Former tennis champion Boris Becker has been released from prison after serving eight months of his sentence and now faces deportation from the UK.
Becker, 55, a six-time Grand Slam champion, was convicted of transferring hundreds of thousands of pounds from his business account after bankruptcy.
The triple Wimbledon champion was sentenced to two and a half years in jail in April after a London court found he had concealed £2.5 million ($3.08 million) of assets and loans to avoid paying his debts.
His mother Elvira, 87, said her son's release was "the best Christmas present I could hope for".
"I cannot wait to hold my beloved son in my arms," she said.
Newspaper reports suggested he would stay with friends in Frankfurt.
Before the sentencing Becker said he had hit rock bottom.
"I don't know what to make of it," he said. "I will face it. I'm not going to hide or run away.

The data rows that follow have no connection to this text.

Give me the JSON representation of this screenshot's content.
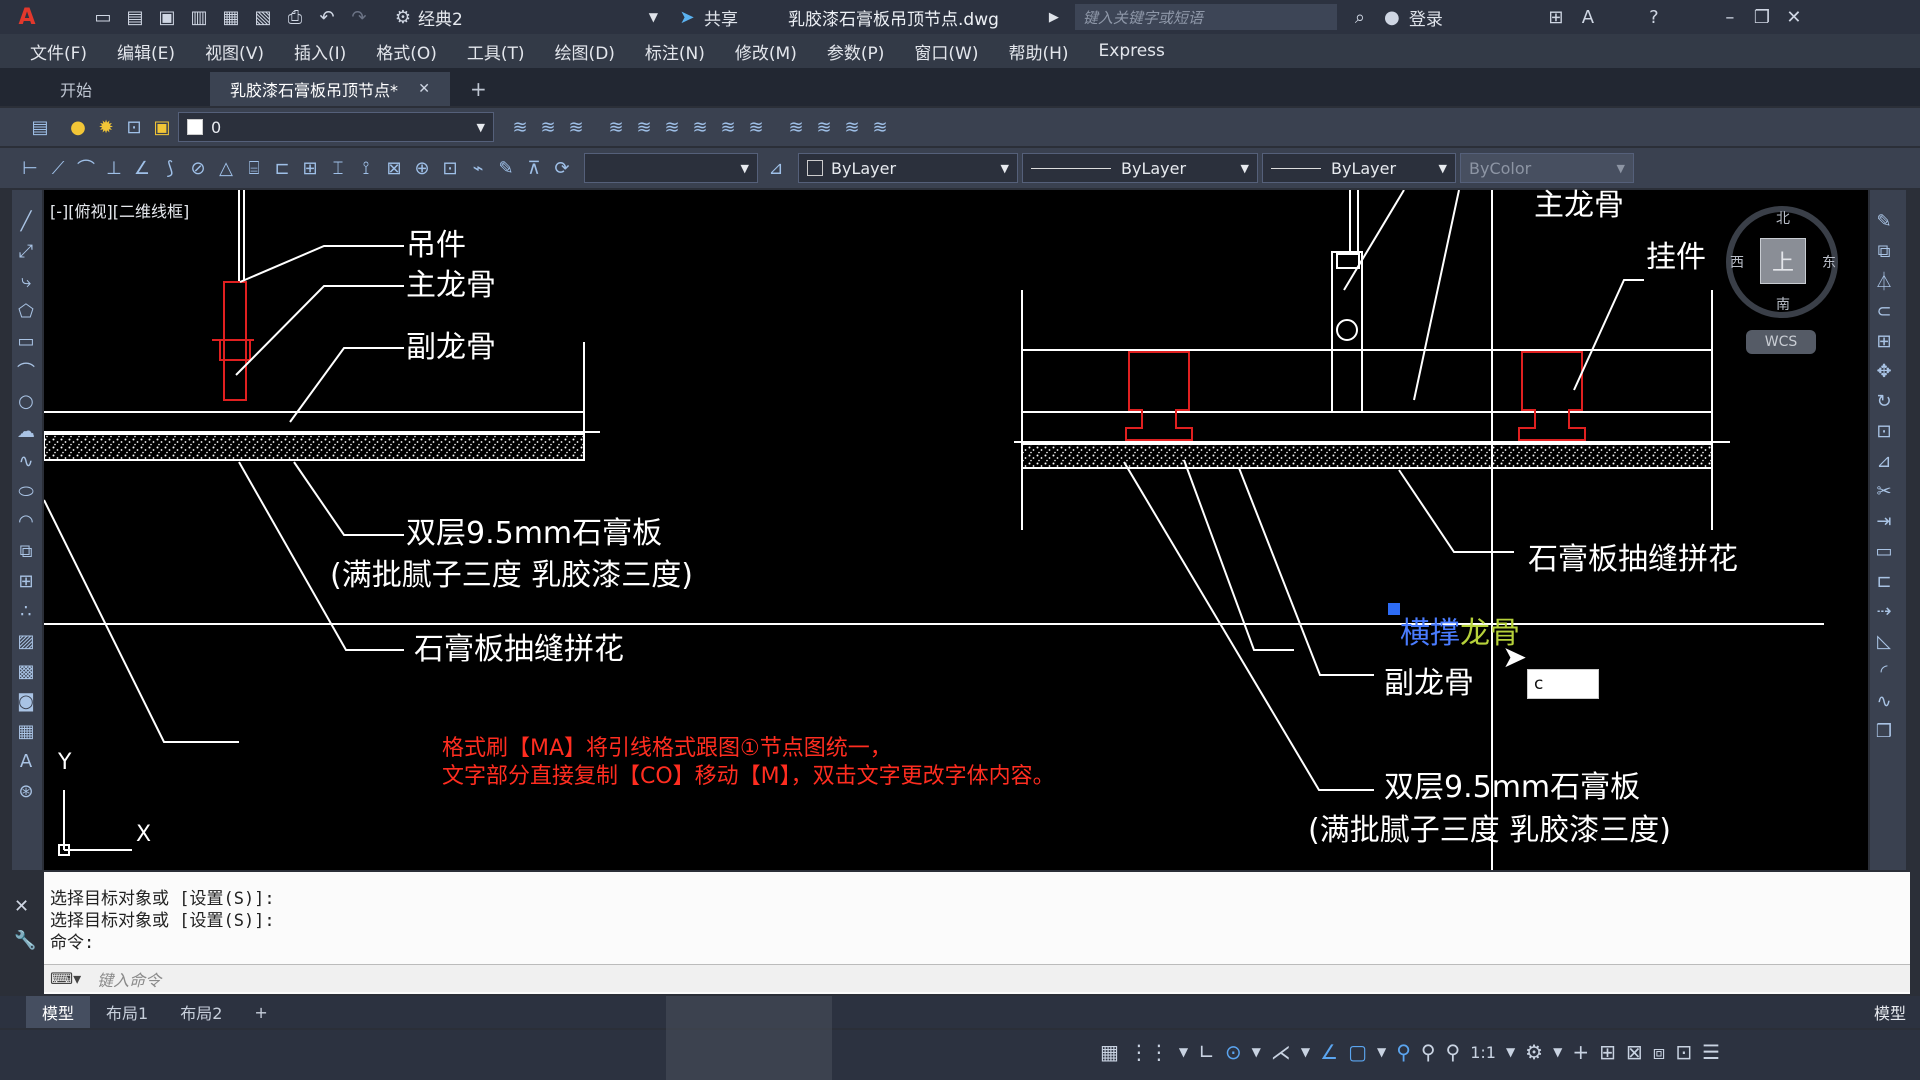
{
  "titlebar": {
    "workspace": "经典2",
    "share": "共享",
    "filename": "乳胶漆石膏板吊顶节点.dwg",
    "search_placeholder": "键入关键字或短语",
    "login": "登录"
  },
  "menu": [
    "文件(F)",
    "编辑(E)",
    "视图(V)",
    "插入(I)",
    "格式(O)",
    "工具(T)",
    "绘图(D)",
    "标注(N)",
    "修改(M)",
    "参数(P)",
    "窗口(W)",
    "帮助(H)",
    "Express"
  ],
  "tabs": {
    "start": "开始",
    "active": "乳胶漆石膏板吊顶节点*",
    "add": "+"
  },
  "ribbon": {
    "layer": "0",
    "color": "ByLayer",
    "linetype": "ByLayer",
    "lineweight": "ByLayer",
    "plotstyle": "ByColor"
  },
  "viewport": {
    "label": "[-][俯视][二维线框]",
    "wcs": "WCS",
    "compass": {
      "n": "北",
      "s": "南",
      "e": "东",
      "w": "西",
      "top": "上"
    },
    "ucs_y": "Y",
    "ucs_x": "X"
  },
  "drawing": {
    "left_labels": {
      "hanger": "吊件",
      "main_keel": "主龙骨",
      "sub_keel": "副龙骨",
      "board": "双层9.5mm石膏板",
      "finish": "(满批腻子三度 乳胶漆三度)",
      "joint": "石膏板抽缝拼花"
    },
    "right_labels": {
      "main_keel": "主龙骨",
      "hanging_piece": "挂件",
      "joint": "石膏板抽缝拼花",
      "cross_brace": "横撑",
      "keel": "龙骨",
      "sub_keel": "副龙骨",
      "board": "双层9.5mm石膏板",
      "finish": "(满批腻子三度 乳胶漆三度)"
    },
    "instruction_1": "格式刷【MA】将引线格式跟图①节点图统一，",
    "instruction_2": "文字部分直接复制【CO】移动【M】，双击文字更改字体内容。",
    "input_value": "c"
  },
  "commandline": {
    "history": [
      "选择目标对象或 [设置(S)]:",
      "选择目标对象或 [设置(S)]:",
      "命令:"
    ],
    "placeholder": "键入命令"
  },
  "layout_tabs": [
    "模型",
    "布局1",
    "布局2",
    "+"
  ],
  "status": {
    "model": "模型",
    "scale": "1:1"
  },
  "colors": {
    "accent": "#e03a2f",
    "keel": "#cc1a1a",
    "text": "#ffffff",
    "highlight": "#4a7cff"
  }
}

I will accept whatever sentence I'm going to get.
He was declared bankrupt on June 21, 2017 — owing creditors almost £50m — over an unpaid loan of more than £3m on his estate in Majorca.
The German, who has lived in the UK since 2012, was expected to serve half of his sentence behind bars but was released on Thursday morning.

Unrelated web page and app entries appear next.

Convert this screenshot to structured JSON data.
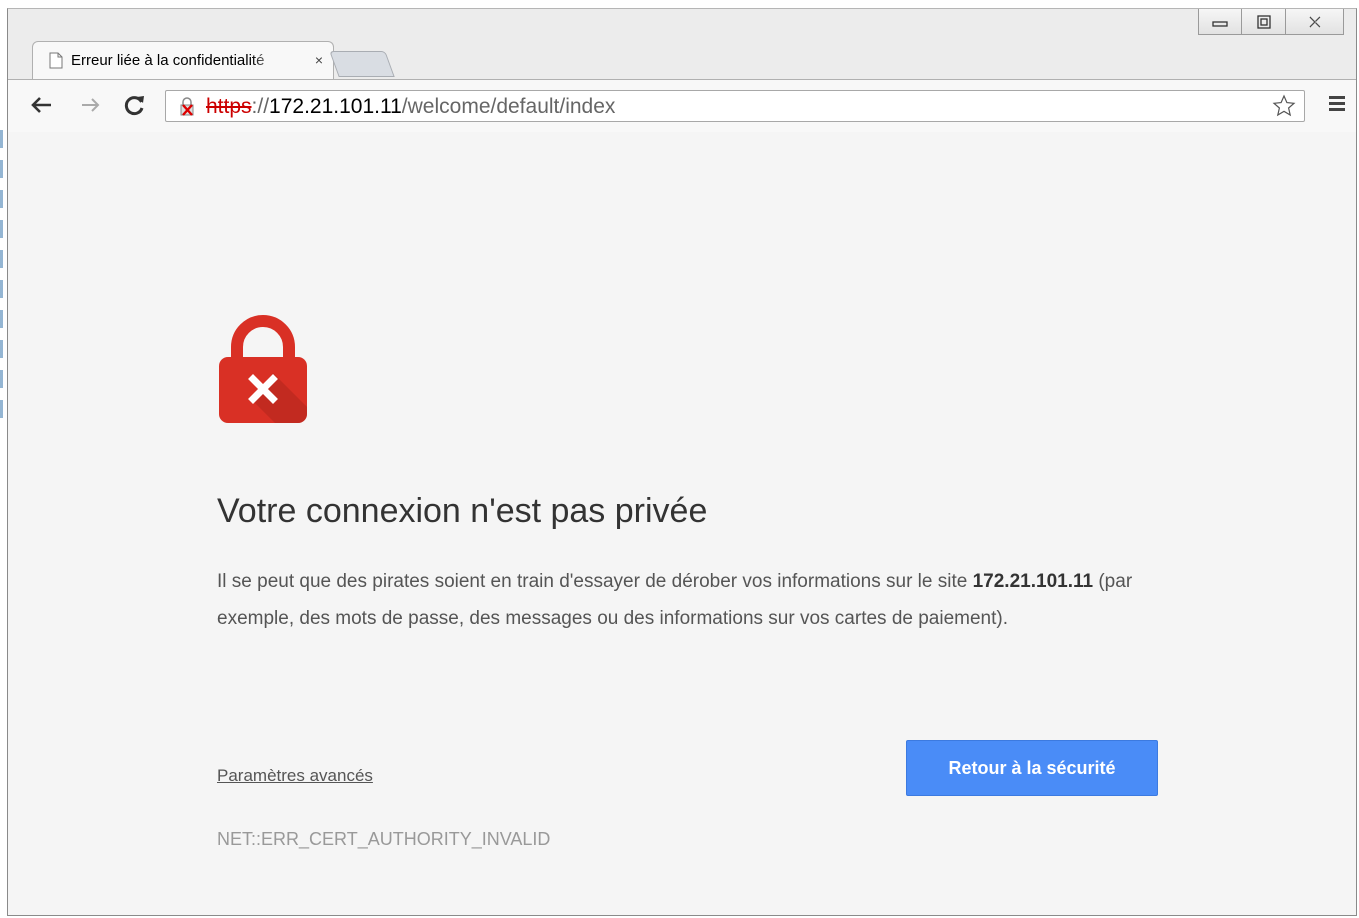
{
  "tab": {
    "title": "Erreur liée à la confidentialité",
    "close_glyph": "×",
    "icon": "page-icon"
  },
  "window_controls": [
    "minimize-icon",
    "maximize-icon",
    "close-icon"
  ],
  "toolbar": {
    "back_icon": "back-arrow-icon",
    "forward_icon": "forward-arrow-icon",
    "reload_icon": "reload-icon",
    "url_scheme": "https",
    "url_separator": "://",
    "url_host": "172.21.101.11",
    "url_path": "/welcome/default/index",
    "bookmark_icon": "star-icon",
    "menu_icon": "hamburger-menu-icon"
  },
  "interstitial": {
    "icon": "lock-error-icon",
    "heading": "Votre connexion n'est pas privée",
    "desc_before": "Il se peut que des pirates soient en train d'essayer de dérober vos informations sur le site",
    "desc_host": "172.21.101.11",
    "desc_after": "(par exemple, des mots de passe, des messages ou des informations sur vos cartes de paiement).",
    "advanced_link": "Paramètres avancés",
    "back_button": "Retour à la sécurité",
    "error_code": "NET::ERR_CERT_AUTHORITY_INVALID"
  },
  "colors": {
    "lock_red": "#d93025",
    "button_blue": "#4a8cf7",
    "page_bg": "#f5f5f5"
  }
}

He is due on a flight to be deported, the PA news agency reported.
He is thought to have been transferred to a lower security jail for foreign criminals awaiting deportation in May — the category C Huntercombe Prison near Henley-on-Thames in Oxfordshire.

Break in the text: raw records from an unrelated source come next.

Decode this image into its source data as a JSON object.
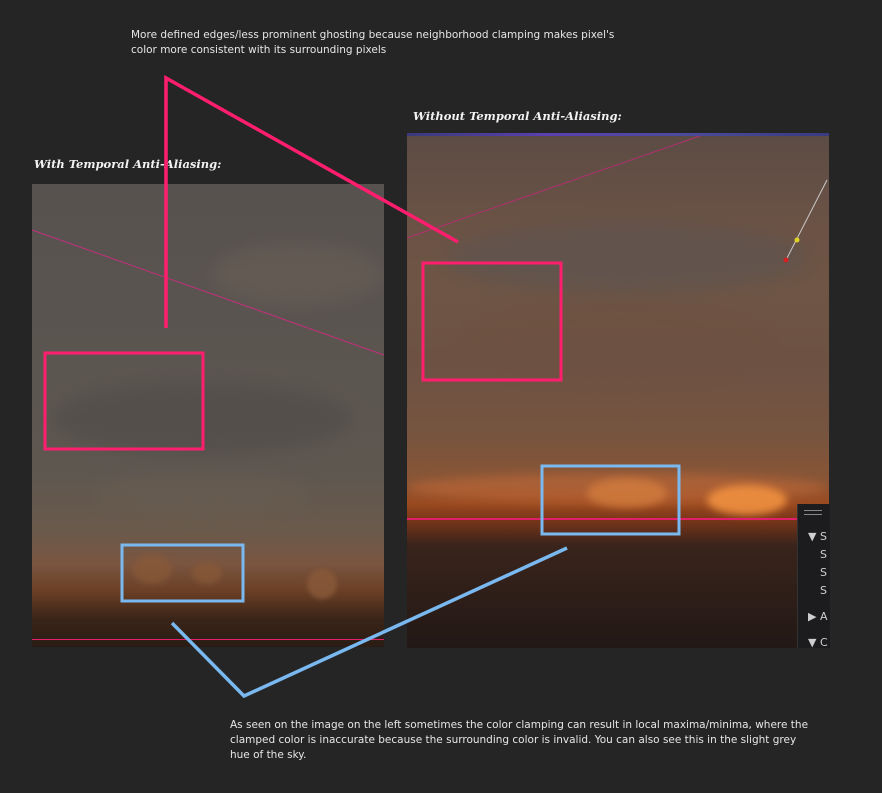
{
  "notes": {
    "top": "More defined edges/less prominent ghosting because neighborhood clamping makes pixel's color more consistent with its surrounding pixels",
    "bottom": "As seen on the image on the left sometimes the color clamping can result in local maxima/minima, where the clamped color is inaccurate because the surrounding color is invalid. You can also see this in the slight grey hue of the sky."
  },
  "captions": {
    "left": "With Temporal Anti-Aliasing:",
    "right": "Without Temporal Anti-Aliasing:"
  },
  "colors": {
    "background": "#252526",
    "highlight_pink": "#ff1e6e",
    "highlight_blue": "#7ab8f0",
    "horizon_line": "#e0206a"
  },
  "panel": {
    "items": [
      "▼ S",
      "S",
      "S",
      "S",
      "▶ A",
      "▼ C"
    ]
  }
}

He was previously reportedly being held at the Category B Wandsworth Prison in south-west London.
The former tennis star qualified for automatic deportation because he is a foreign citizen who does not have British citizenship and received a custodial sentence of more than 12 months.
"Any foreign national who is convicted of a crime and given a prison sentence is considered for deportation at the earliest opportunity," a Home Office representative said.
Becker rose to stardom in 1985 aged only 17 when he became the first unseeded player to win the Wimbledon men's singles title.